INSTRUCTIONS FOR THE TASK:
Show, from the entries below, every line in which "network" appears.
--------
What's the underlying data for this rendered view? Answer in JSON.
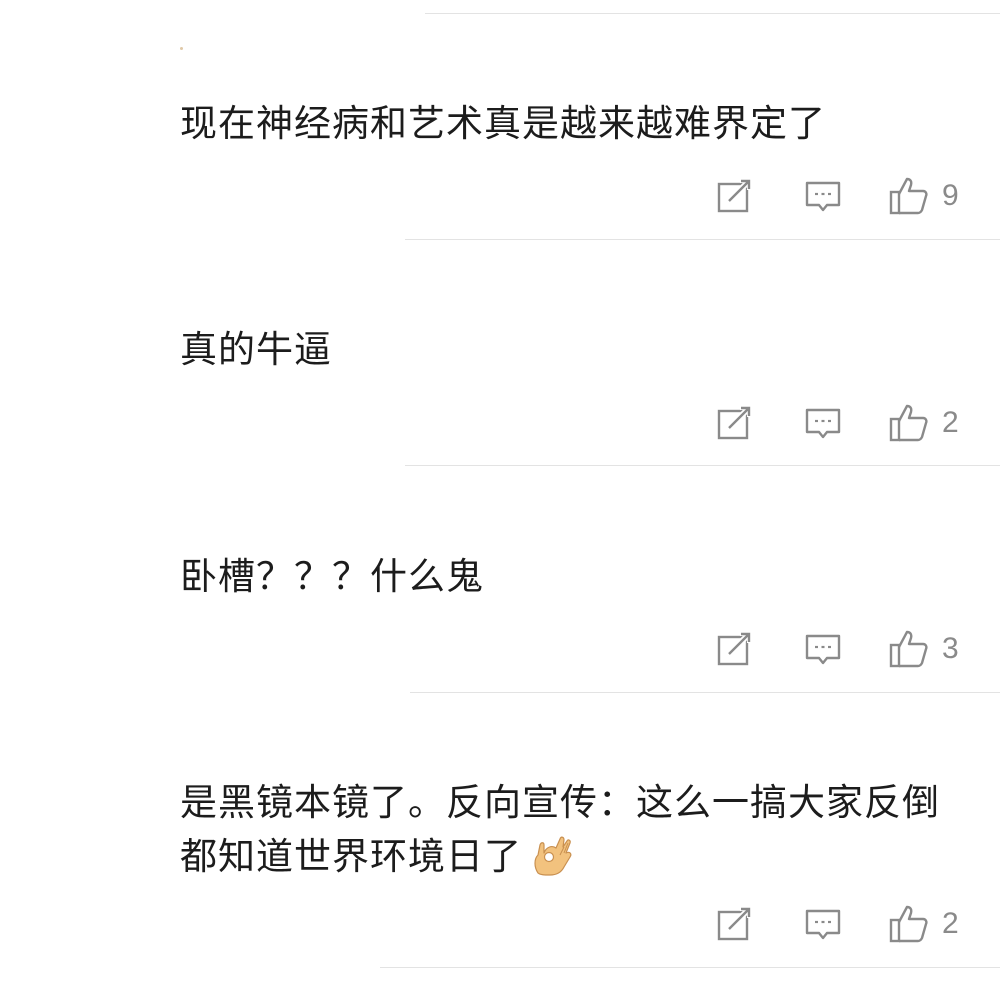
{
  "comments": [
    {
      "text": "现在神经病和艺术真是越来越难界定了",
      "likes": "9"
    },
    {
      "text": "真的牛逼",
      "likes": "2"
    },
    {
      "text": "卧槽？？？什么鬼",
      "likes": "3"
    },
    {
      "text": "是黑镜本镜了。反向宣传：这么一搞大家反倒都知道世界环境日了",
      "likes": "2",
      "emoji": "ok-hand-emoji"
    }
  ],
  "icons": {
    "share": "share-icon",
    "reply": "comment-icon",
    "like": "thumbs-up-icon"
  },
  "colors": {
    "text": "#1c1c1c",
    "icon": "#8a8a8a",
    "divider": "#e3e3e3",
    "emoji": "#f2c27e"
  }
}
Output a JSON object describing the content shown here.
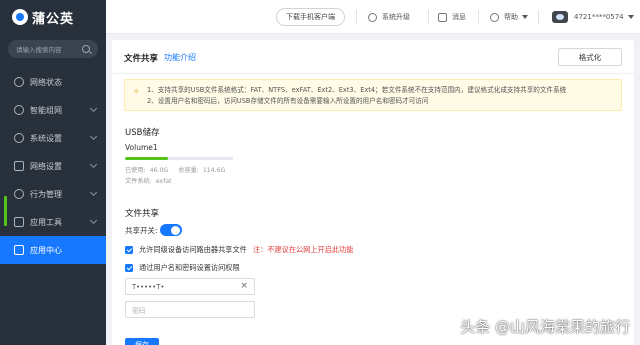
{
  "app": {
    "brand": "蒲公英",
    "search_placeholder": "请输入搜索内容"
  },
  "sidebar": {
    "items": [
      {
        "label": "网络状态",
        "icon": "network-status-icon"
      },
      {
        "label": "智能组网",
        "icon": "smart-network-icon"
      },
      {
        "label": "系统设置",
        "icon": "system-settings-icon"
      },
      {
        "label": "网络设置",
        "icon": "network-settings-icon"
      },
      {
        "label": "行为管理",
        "icon": "behavior-management-icon"
      },
      {
        "label": "应用工具",
        "icon": "app-tools-icon"
      },
      {
        "label": "应用中心",
        "icon": "app-center-icon",
        "active": true
      }
    ]
  },
  "topbar": {
    "download_label": "下载手机客户端",
    "upgrade_label": "系统升级",
    "message_label": "消息",
    "help_label": "帮助",
    "device_id": "4721****0574"
  },
  "page": {
    "title": "文件共享",
    "intro_link": "功能介绍",
    "format_button": "格式化",
    "notice_line1": "1、支持共享的USB文件系统格式：FAT、NTFS、exFAT、Ext2、Ext3、Ext4；若文件系统不在支持范围内，建议格式化成支持共享的文件系统",
    "notice_line2": "2、设置用户名和密码后，访问USB存储文件的所有设备需要输入所设置的用户名和密码才可访问",
    "usb_section": "USB储存",
    "volume_name": "Volume1",
    "used_fraction": 0.4,
    "used_label": "已使用:",
    "used_value": "46.0G",
    "total_label": "总容量:",
    "total_value": "114.6G",
    "fs_label": "文件系统:",
    "fs_value": "exfat",
    "share_section": "文件共享",
    "share_switch_label": "共享开关:",
    "share_on": true,
    "allow_router_label": "允许同级设备访问路由器共享文件",
    "allow_router_warning": "注：不建议在公网上开启此功能",
    "auth_label": "通过用户名和密码设置访问权限",
    "username_value": "T•••••T•",
    "password_placeholder": "密码",
    "save_button": "保存"
  },
  "watermark": "头条 @山风海棠果的旅行",
  "colors": {
    "accent": "#1677ff",
    "sidebar_bg": "#28303b",
    "warning": "#e23c3c",
    "usage_bar": "#52c41a"
  }
}
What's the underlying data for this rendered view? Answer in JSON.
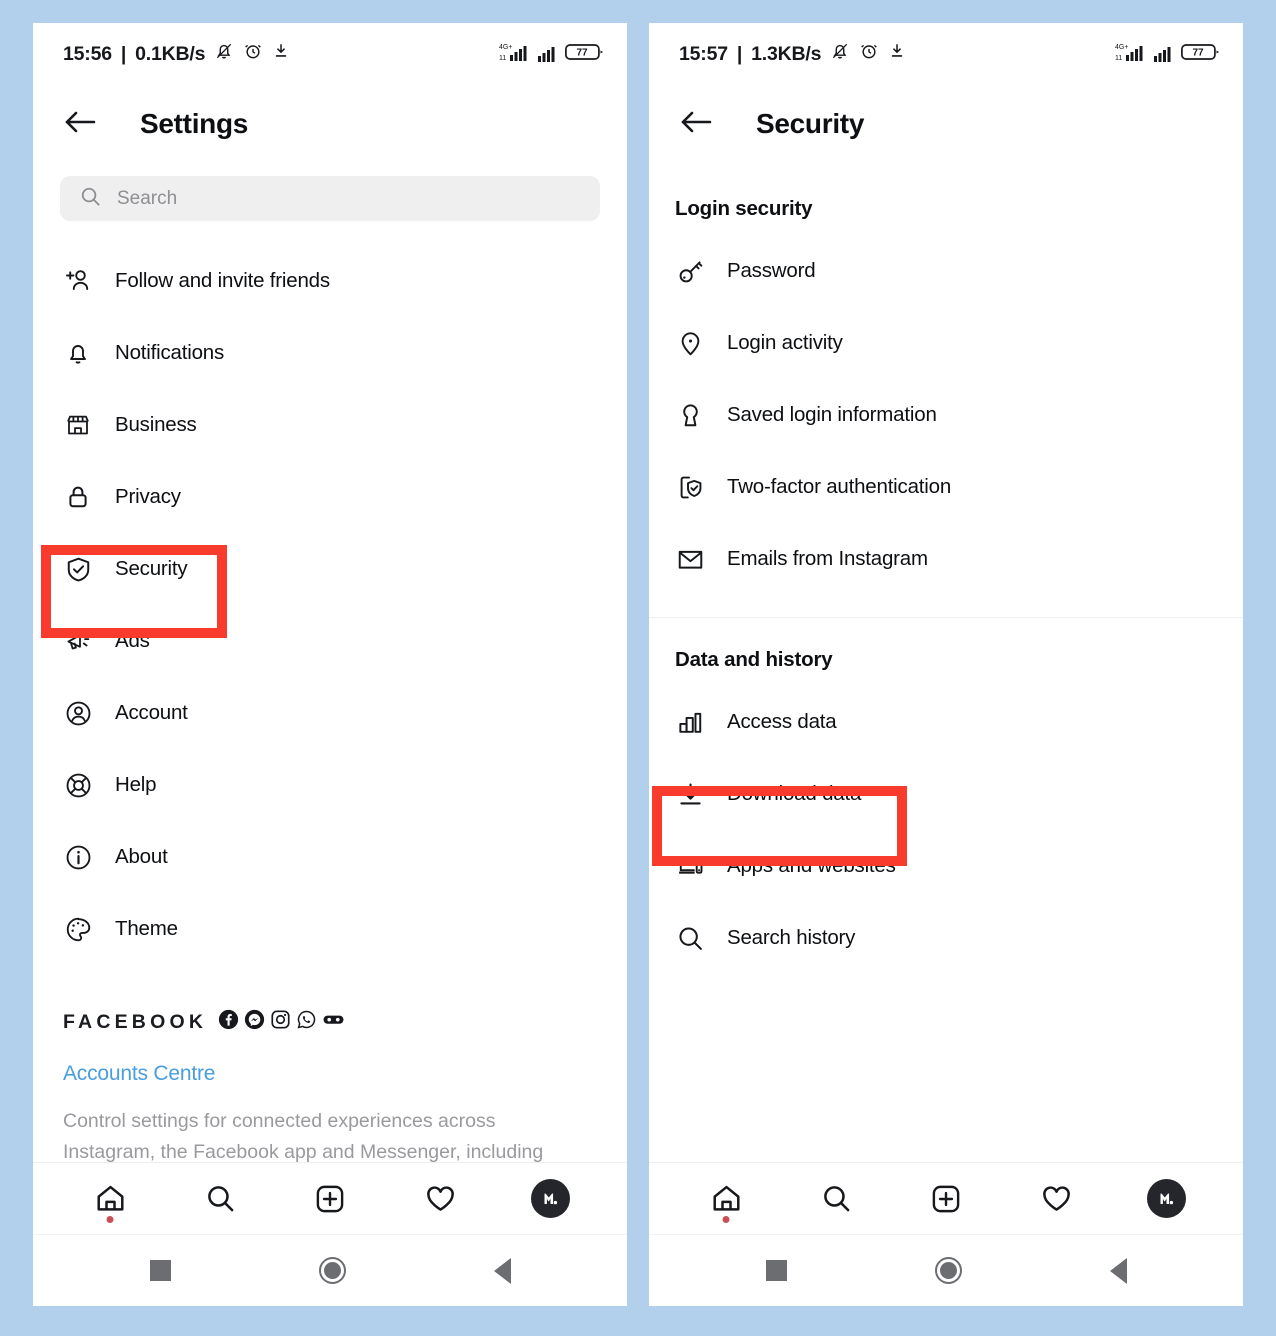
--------
SOLUTION FOR THIS EXERCISE:
        "icon": "network-status-icon"
        "icon": "smart-network-icon"
        "icon": "network-settings-icon"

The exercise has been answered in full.